• Work instruction: Scan the entries below and say how many lines contain "DataForm". Write only the number.

• Data to use:
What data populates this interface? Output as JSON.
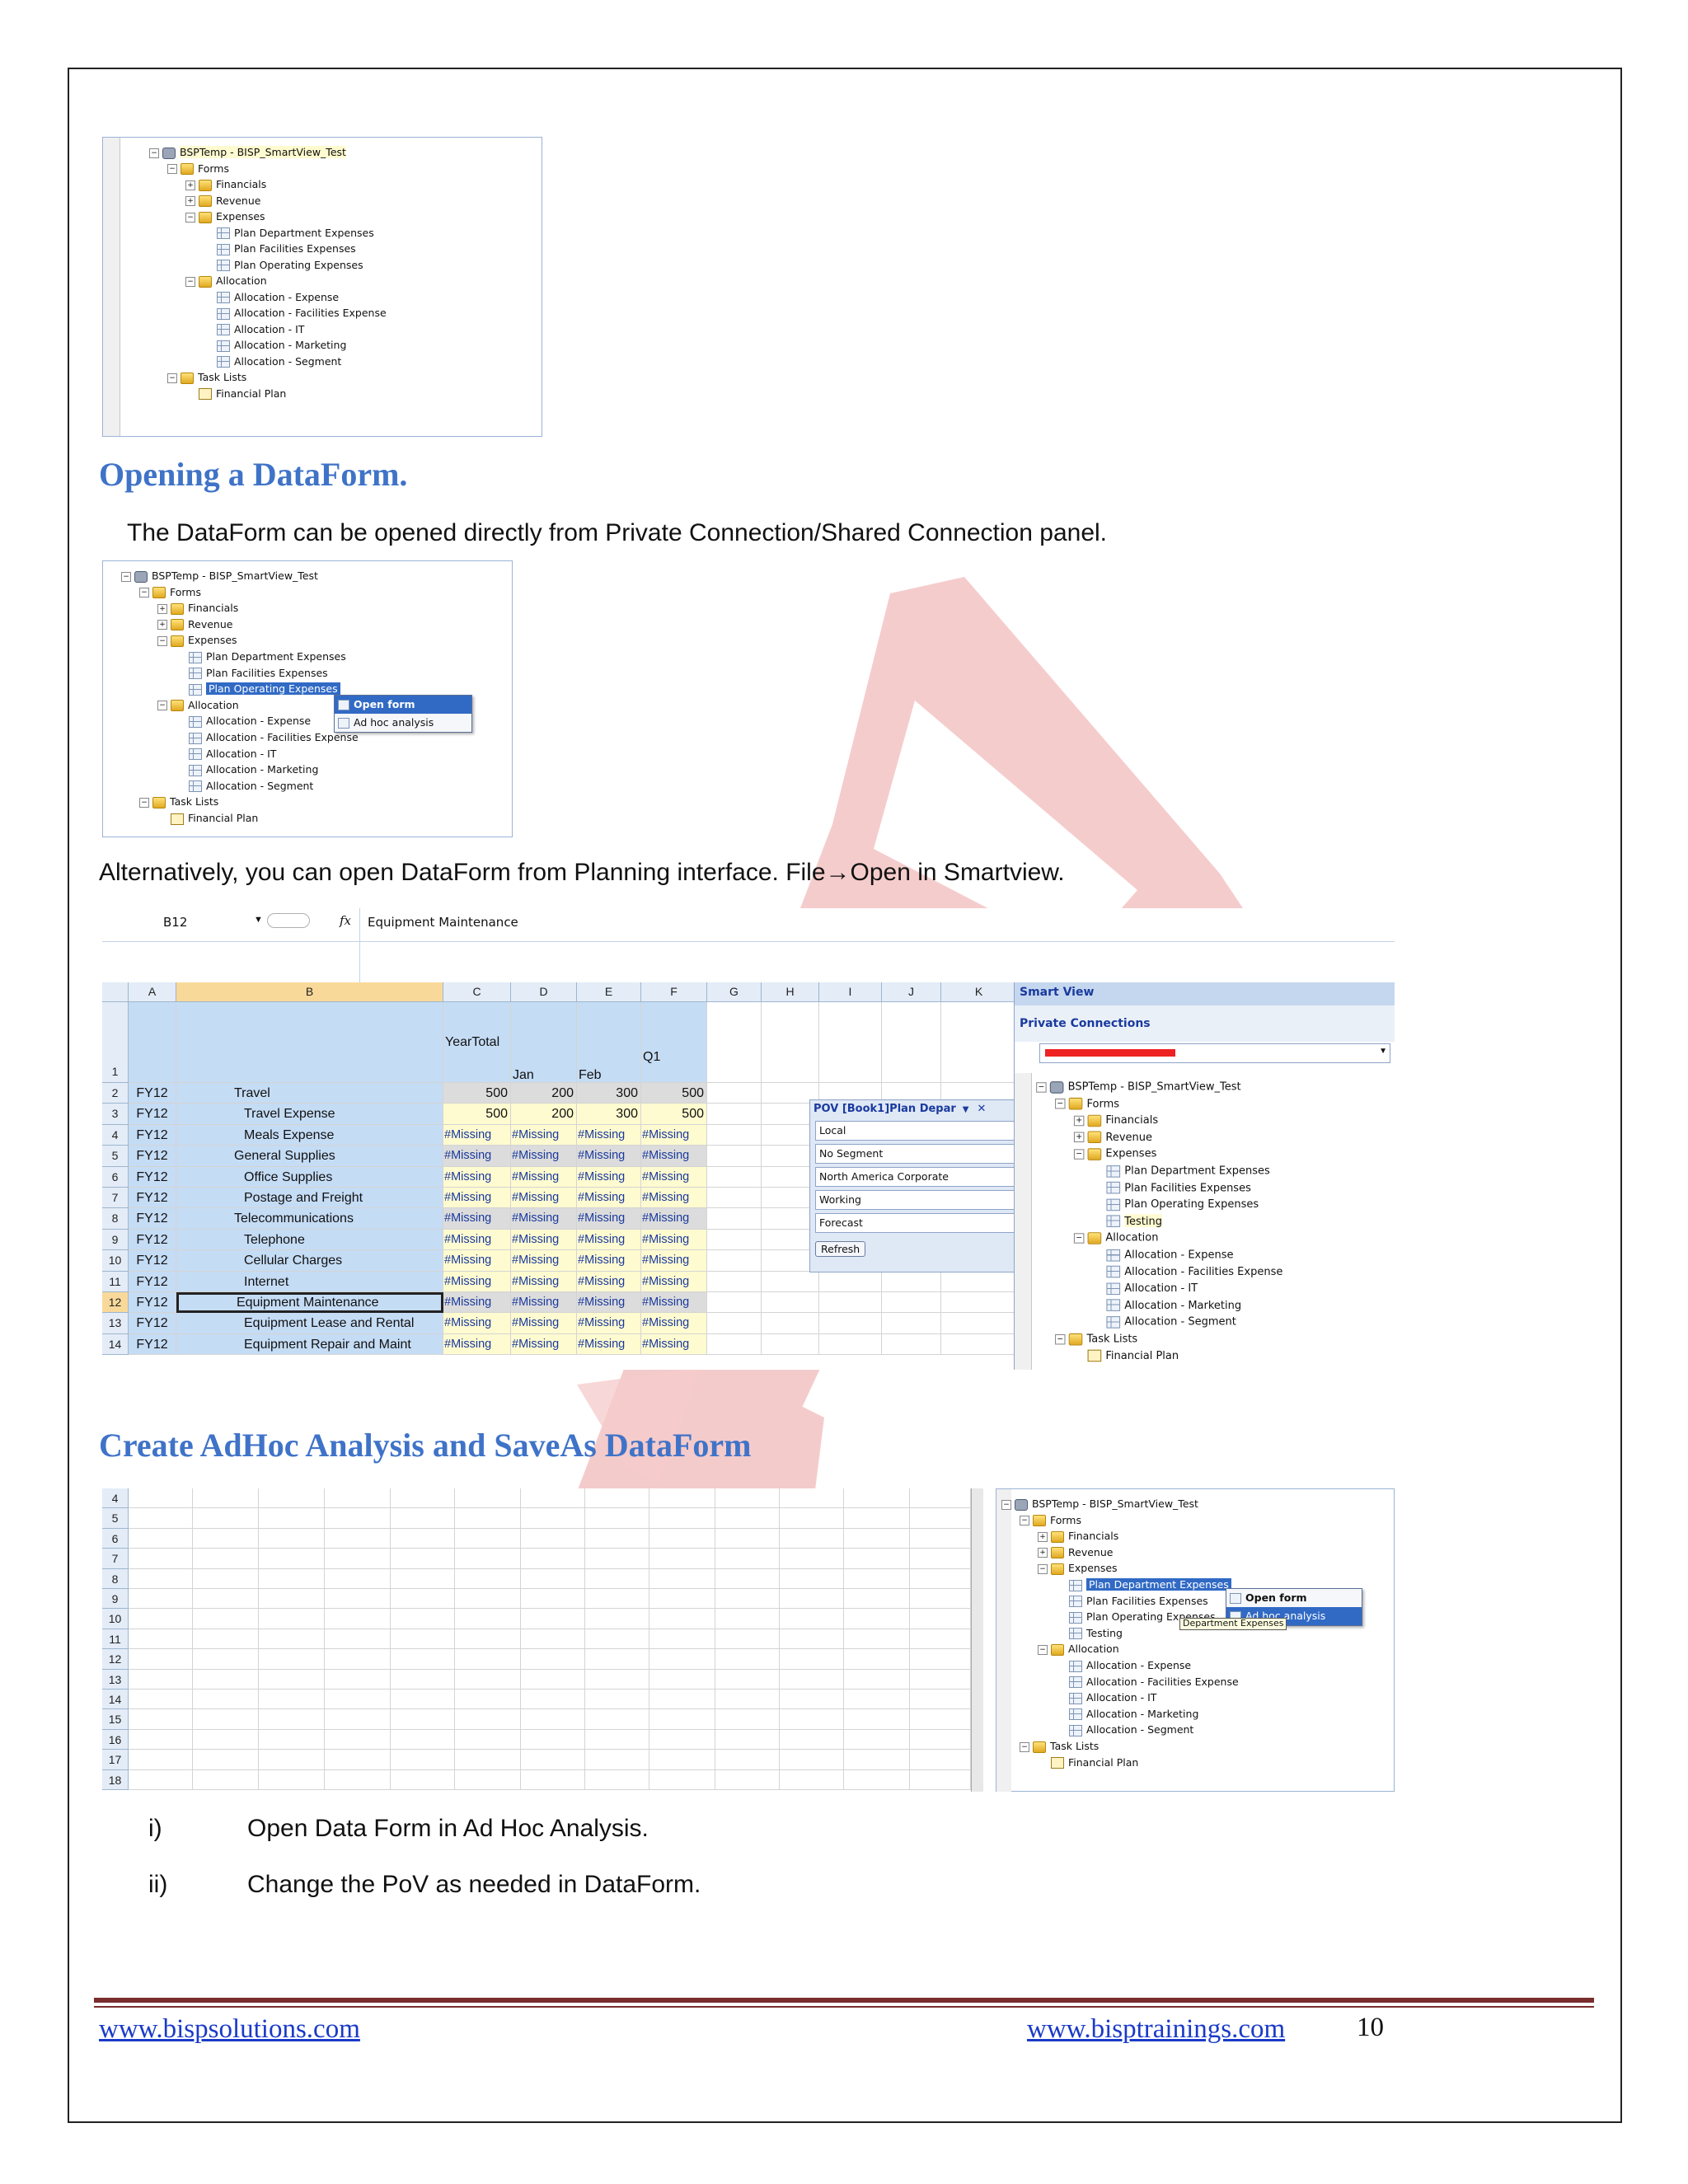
{
  "tree": {
    "root": "BSPTemp - BISP_SmartView_Test",
    "forms": "Forms",
    "financials": "Financials",
    "revenue": "Revenue",
    "expenses": "Expenses",
    "plan_dept": "Plan Department Expenses",
    "plan_fac": "Plan Facilities Expenses",
    "plan_op": "Plan Operating Expenses",
    "allocation": "Allocation",
    "alloc_exp": "Allocation - Expense",
    "alloc_fac": "Allocation - Facilities Expense",
    "alloc_it": "Allocation - IT",
    "alloc_mkt": "Allocation - Marketing",
    "alloc_seg": "Allocation - Segment",
    "task_lists": "Task Lists",
    "fin_plan": "Financial Plan",
    "testing": "Testing"
  },
  "section1": {
    "heading": "Opening a DataForm.",
    "text": "The DataForm can be opened directly from Private Connection/Shared Connection panel."
  },
  "context_menu": {
    "open_form": "Open form",
    "adhoc": "Ad hoc analysis",
    "tooltip": "Department Expenses"
  },
  "section2": {
    "text": "Alternatively, you can open DataForm from Planning interface. File→Open in Smartview."
  },
  "sheet": {
    "name_box": "B12",
    "fx": "fx",
    "formula": "Equipment Maintenance",
    "columns": [
      "A",
      "B",
      "C",
      "D",
      "E",
      "F",
      "G",
      "H",
      "I",
      "J",
      "K"
    ],
    "header_labels": {
      "yeartotal": "YearTotal",
      "jan": "Jan",
      "feb": "Feb",
      "q1": "Q1"
    },
    "rows": [
      {
        "num": "2",
        "year": "FY12",
        "name": "Travel",
        "indent": 1,
        "vals": [
          "500",
          "200",
          "300",
          "500"
        ]
      },
      {
        "num": "3",
        "year": "FY12",
        "name": "Travel Expense",
        "indent": 2,
        "vals": [
          "500",
          "200",
          "300",
          "500"
        ]
      },
      {
        "num": "4",
        "year": "FY12",
        "name": "Meals Expense",
        "indent": 2,
        "vals": [
          "#Missing",
          "#Missing",
          "#Missing",
          "#Missing"
        ]
      },
      {
        "num": "5",
        "year": "FY12",
        "name": "General Supplies",
        "indent": 1,
        "vals": [
          "#Missing",
          "#Missing",
          "#Missing",
          "#Missing"
        ]
      },
      {
        "num": "6",
        "year": "FY12",
        "name": "Office Supplies",
        "indent": 2,
        "vals": [
          "#Missing",
          "#Missing",
          "#Missing",
          "#Missing"
        ]
      },
      {
        "num": "7",
        "year": "FY12",
        "name": "Postage and Freight",
        "indent": 2,
        "vals": [
          "#Missing",
          "#Missing",
          "#Missing",
          "#Missing"
        ]
      },
      {
        "num": "8",
        "year": "FY12",
        "name": "Telecommunications",
        "indent": 1,
        "vals": [
          "#Missing",
          "#Missing",
          "#Missing",
          "#Missing"
        ]
      },
      {
        "num": "9",
        "year": "FY12",
        "name": "Telephone",
        "indent": 2,
        "vals": [
          "#Missing",
          "#Missing",
          "#Missing",
          "#Missing"
        ]
      },
      {
        "num": "10",
        "year": "FY12",
        "name": "Cellular Charges",
        "indent": 2,
        "vals": [
          "#Missing",
          "#Missing",
          "#Missing",
          "#Missing"
        ]
      },
      {
        "num": "11",
        "year": "FY12",
        "name": "Internet",
        "indent": 2,
        "vals": [
          "#Missing",
          "#Missing",
          "#Missing",
          "#Missing"
        ]
      },
      {
        "num": "12",
        "year": "FY12",
        "name": "Equipment Maintenance",
        "indent": 1,
        "vals": [
          "#Missing",
          "#Missing",
          "#Missing",
          "#Missing"
        ]
      },
      {
        "num": "13",
        "year": "FY12",
        "name": "Equipment Lease and Rental",
        "indent": 2,
        "vals": [
          "#Missing",
          "#Missing",
          "#Missing",
          "#Missing"
        ]
      },
      {
        "num": "14",
        "year": "FY12",
        "name": "Equipment Repair and Maint",
        "indent": 2,
        "vals": [
          "#Missing",
          "#Missing",
          "#Missing",
          "#Missing"
        ]
      }
    ]
  },
  "pov": {
    "title": "POV [Book1]Plan Depar",
    "selects": [
      "Local",
      "No Segment",
      "North America Corporate",
      "Working",
      "Forecast"
    ],
    "refresh": "Refresh"
  },
  "smartview": {
    "title": "Smart View",
    "private_connections": "Private Connections"
  },
  "section3": {
    "heading": "Create AdHoc Analysis and SaveAs DataForm",
    "row_numbers": [
      "4",
      "5",
      "6",
      "7",
      "8",
      "9",
      "10",
      "11",
      "12",
      "13",
      "14",
      "15",
      "16",
      "17",
      "18"
    ]
  },
  "steps": [
    {
      "num": "i)",
      "text": "Open Data Form  in Ad Hoc Analysis."
    },
    {
      "num": "ii)",
      "text": "Change the PoV as needed in DataForm."
    }
  ],
  "footer": {
    "left_link": "www.bispsolutions.com",
    "right_link": "www.bisptrainings.com",
    "page_number": "10"
  },
  "colors": {
    "heading": "#3f73c8",
    "link": "#1a3ac8",
    "watermark": "#e07a7a",
    "rule": "#7a2d2d"
  }
}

• Task response: 5